Lake sturgeon (Acipenser fulvescens) spawning habitat: A quantitative review
The loss of spawning habitat has been identified as a limiting factor to population growth for lake sturgeon, Acipenser fulvescens, the most widely distributed species of the family in North America. While local information exists about lake sturgeon spawning habitat, a synthesis of all available data is needed across its range. Our study used meta-analytical techniques to describe the mean and range of critical spawning habitat characteristics based on data from 48 sites across all major watersheds in which lake sturgeon are found. Data were compiled into univariate habitat suitability indices to describe the spawning niche. Results indicate that peak suitability occurred at depth-averaged velocities of 0.6 m·s−1, depths of 0.55–0.85 m in small rivers (<100m3·s−1 annual average discharge) and 0.75–5.25min large rivers (>100m3·s−1), over cobble substrates (64–256 mm), and that suitable water temperatures decreased with increasing latitude.
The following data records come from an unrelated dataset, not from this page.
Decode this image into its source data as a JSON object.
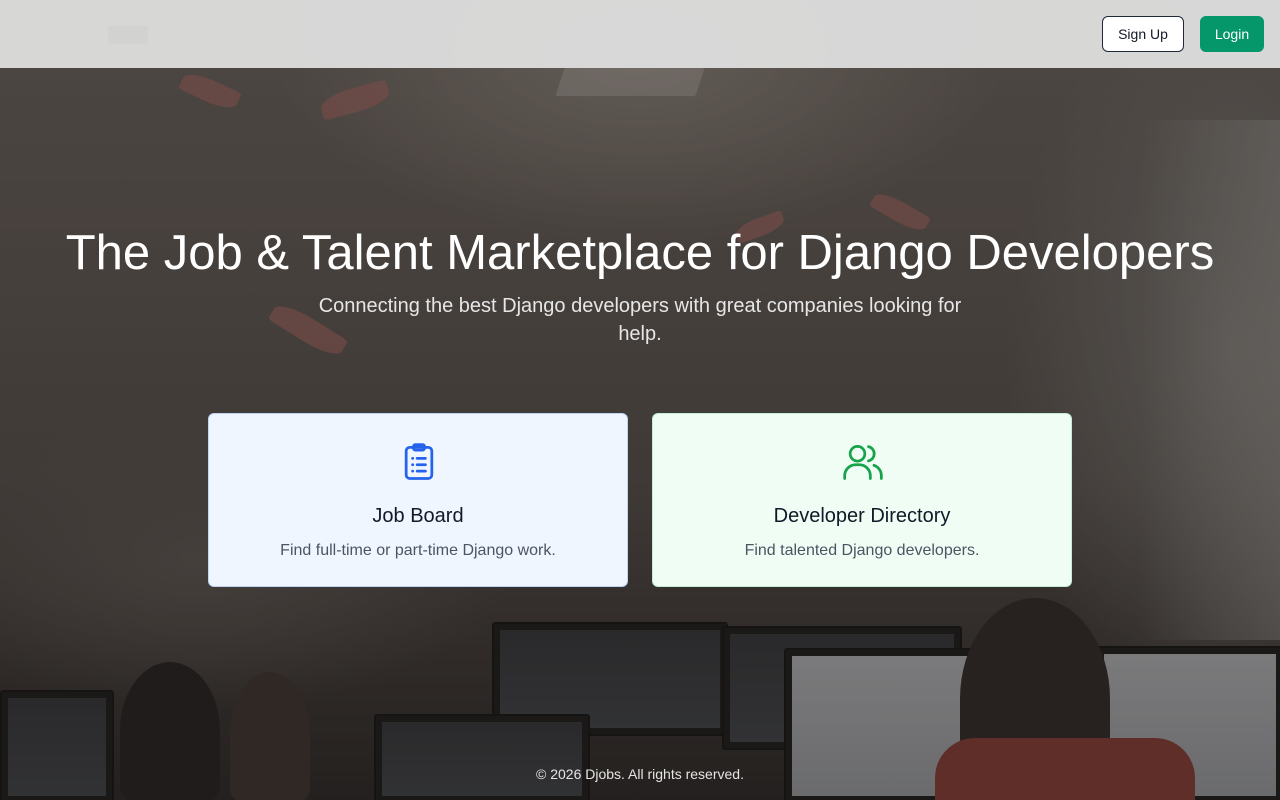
{
  "header": {
    "signup_label": "Sign Up",
    "login_label": "Login",
    "signup_color": "#ffffff",
    "login_color": "#059669"
  },
  "hero": {
    "title": "The Job & Talent Marketplace for Django Developers",
    "subtitle": "Connecting the best Django developers with great companies looking for help."
  },
  "cards": [
    {
      "title": "Job Board",
      "description": "Find full-time or part-time Django work.",
      "icon": "clipboard-list-icon",
      "icon_color": "#2563eb",
      "background": "#eff6ff"
    },
    {
      "title": "Developer Directory",
      "description": "Find talented Django developers.",
      "icon": "users-icon",
      "icon_color": "#16a34a",
      "background": "#effdf4"
    }
  ],
  "footer": {
    "copyright": "© 2026 Djobs. All rights reserved."
  }
}
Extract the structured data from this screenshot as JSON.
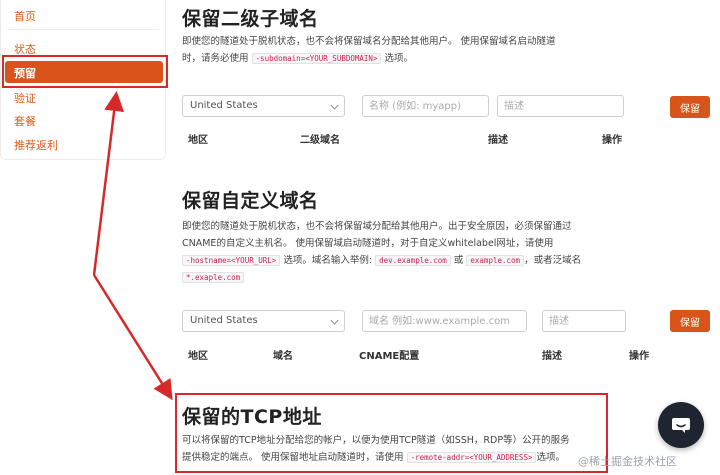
{
  "sidebar": {
    "items": [
      {
        "label": "首页"
      },
      {
        "label": "状态"
      },
      {
        "label": "预留"
      },
      {
        "label": "验证"
      },
      {
        "label": "套餐"
      },
      {
        "label": "推荐返利"
      }
    ],
    "active_index": 2
  },
  "section_subdomain": {
    "title": "保留二级子域名",
    "desc_line1": "即使您的隧道处于脱机状态，也不会将保留域名分配给其他用户。 使用保留域名启动隧道",
    "desc_line2_pre": "时，请务必使用",
    "desc_code": "-subdomain=<YOUR_SUBDOMAIN>",
    "desc_line2_post": "选项。",
    "region_value": "United States",
    "name_placeholder": "名称 (例如: myapp)",
    "desc_placeholder": "描述",
    "reserve_label": "保留",
    "columns": [
      "地区",
      "二级域名",
      "描述",
      "操作"
    ]
  },
  "section_custom": {
    "title": "保留自定义域名",
    "desc_line1": "即使您的隧道处于脱机状态，也不会将保留域分配给其他用户。出于安全原因，必须保留通过",
    "desc_line2": "CNAME的自定义主机名。 使用保留域启动隧道时，对于自定义whitelabel网址，请使用",
    "code_hostname": "-hostname=<YOUR_URL>",
    "desc_line3_a": "选项。域名输入举例:",
    "code_example1": "dev.example.com",
    "desc_or": "或",
    "code_example2": "example.com",
    "desc_wild": "，或者泛域名",
    "code_wildcard": "*.exaple.com",
    "region_value": "United States",
    "domain_placeholder": "域名 例如:www.example.com",
    "desc_placeholder": "描述",
    "reserve_label": "保留",
    "columns": [
      "地区",
      "域名",
      "CNAME配置",
      "描述",
      "操作"
    ]
  },
  "section_tcp": {
    "title": "保留的TCP地址",
    "desc_line1": "可以将保留的TCP地址分配给您的帐户，以便为使用TCP隧道（如SSH，RDP等）公开的服务",
    "desc_line2_pre": "提供稳定的端点。 使用保留地址启动隧道时，请使用",
    "desc_code": "-remote-addr=<YOUR_ADDRESS>",
    "desc_line2_post": "选项。"
  },
  "watermark": "@稀土掘金技术社区",
  "colors": {
    "accent": "#d9541a",
    "highlight": "#d62a2a",
    "chat_bg": "#1e2530"
  },
  "icons": {
    "chat": "chat-bubble-icon",
    "dropdown": "chevron-down-icon"
  }
}
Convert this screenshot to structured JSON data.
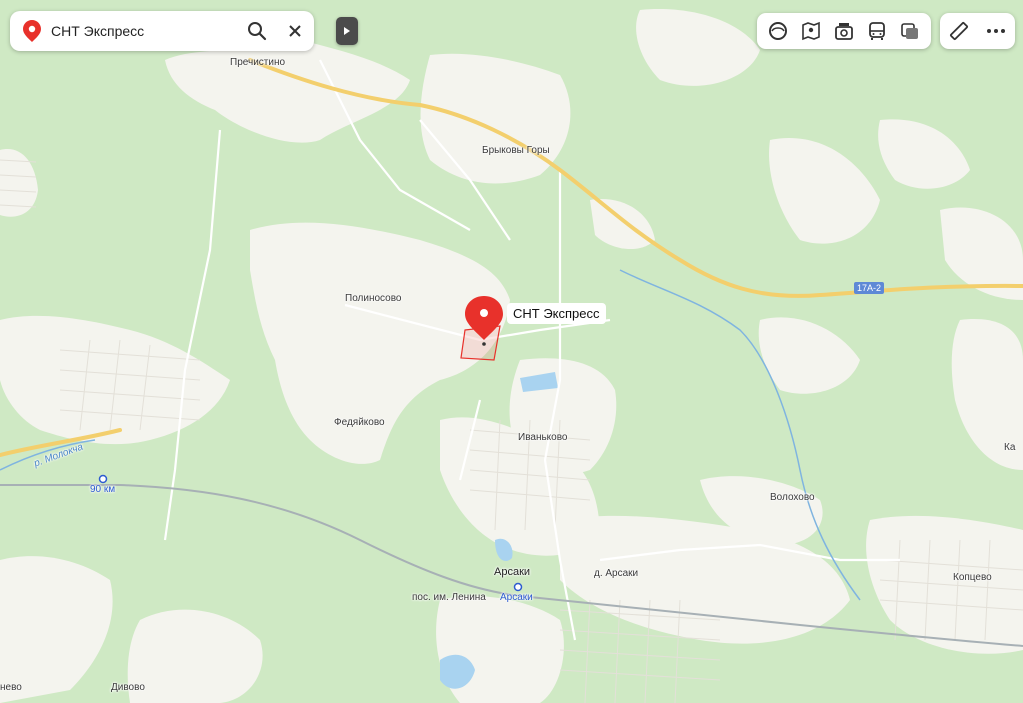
{
  "search": {
    "value": "СНТ Экспресс"
  },
  "toolbar": {
    "items": [
      "layers-icon",
      "transport-map-icon",
      "panorama-icon",
      "transit-icon",
      "map-layers-icon"
    ],
    "extra": [
      "ruler-icon",
      "more-icon"
    ]
  },
  "map": {
    "selected_place": "СНТ Экспресс",
    "road_number": "17А-2",
    "places": {
      "prechistino": "Пречистино",
      "brykovy_gory": "Брыковы Горы",
      "polinosovo": "Полиносово",
      "fedyaikovo": "Федяйково",
      "ivankovo": "Иваньково",
      "volokhovo": "Волохово",
      "arsaki": "Арсаки",
      "d_arsaki": "д. Арсаки",
      "kopcevo": "Копцево",
      "pos_lenina": "пос. им. Ленина",
      "divovo": "Дивово",
      "edge_left": "нево",
      "edge_right": "Ка"
    },
    "stations": {
      "km90": "90 км",
      "arsaki_station": "Арсаки"
    },
    "river": "р. Молокча"
  },
  "colors": {
    "forest": "#cfe9c4",
    "open_land": "#f3f3ee",
    "road_major": "#f6d680",
    "marker": "#e8312b",
    "rail": "#9aa3a8"
  }
}
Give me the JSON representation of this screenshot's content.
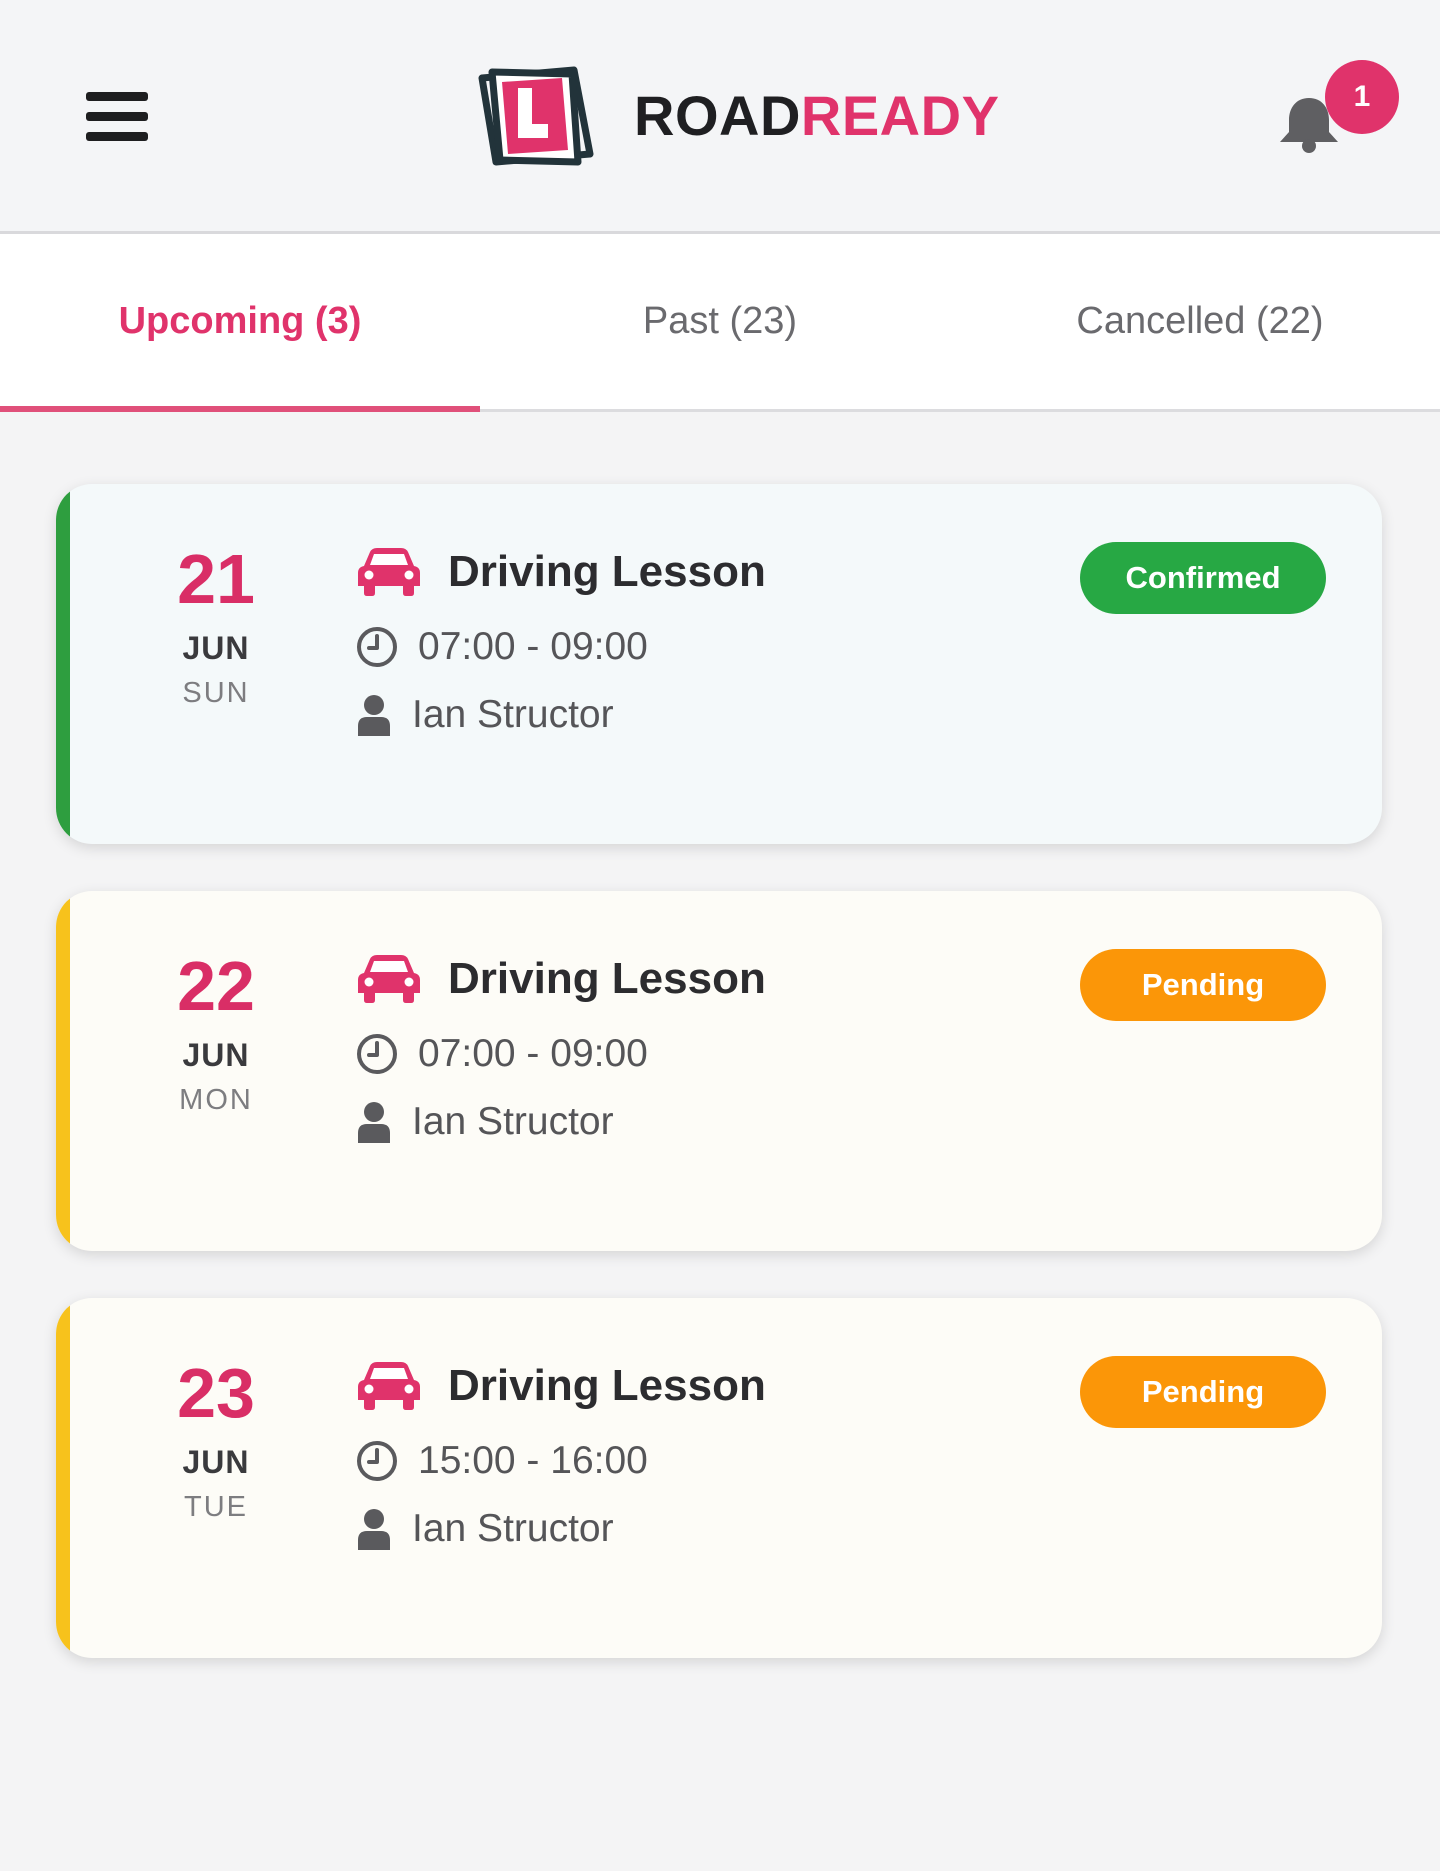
{
  "header": {
    "brand_part1": "ROAD",
    "brand_part2": "READY",
    "notification_count": "1"
  },
  "tabs": [
    {
      "label": "Upcoming (3)",
      "active": true
    },
    {
      "label": "Past (23)",
      "active": false
    },
    {
      "label": "Cancelled (22)",
      "active": false
    }
  ],
  "lessons": [
    {
      "day": "21",
      "month": "JUN",
      "weekday": "SUN",
      "title": "Driving Lesson",
      "time": "07:00 - 09:00",
      "instructor": "Ian Structor",
      "status": "Confirmed",
      "status_color": "#27a844",
      "accent_color": "#2e9e3f",
      "card_bg": "#f4f9fa"
    },
    {
      "day": "22",
      "month": "JUN",
      "weekday": "MON",
      "title": "Driving Lesson",
      "time": "07:00 - 09:00",
      "instructor": "Ian Structor",
      "status": "Pending",
      "status_color": "#fb9608",
      "accent_color": "#f7c21c",
      "card_bg": "#fdfcf7"
    },
    {
      "day": "23",
      "month": "JUN",
      "weekday": "TUE",
      "title": "Driving Lesson",
      "time": "15:00 - 16:00",
      "instructor": "Ian Structor",
      "status": "Pending",
      "status_color": "#fb9608",
      "accent_color": "#f7c21c",
      "card_bg": "#fdfcf7"
    }
  ],
  "colors": {
    "brand_pink": "#e0336b",
    "dark": "#1f1f22"
  },
  "icons": {
    "menu": "hamburger-icon",
    "notifications": "bell-icon",
    "lesson_type": "car-icon",
    "time": "clock-icon",
    "instructor": "person-icon"
  }
}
This study provides a comprehensive review of critical spawning criteria from which future habitat suitability models can be adapted.
Baril, André-Marcel, John T. Buszkiewicz, Pascale M. Biron, Quinton E. Phelps, and James WA Grant. "Lake sturgeon (Acipenser fulvescens) spawning habitat: a quantitative review." Canadian Journal of Fisheries and Aquatic Sciences 75, no. 6 (2018): 925-933.
Canadian Journal of Fisheries and Aquatic Sciences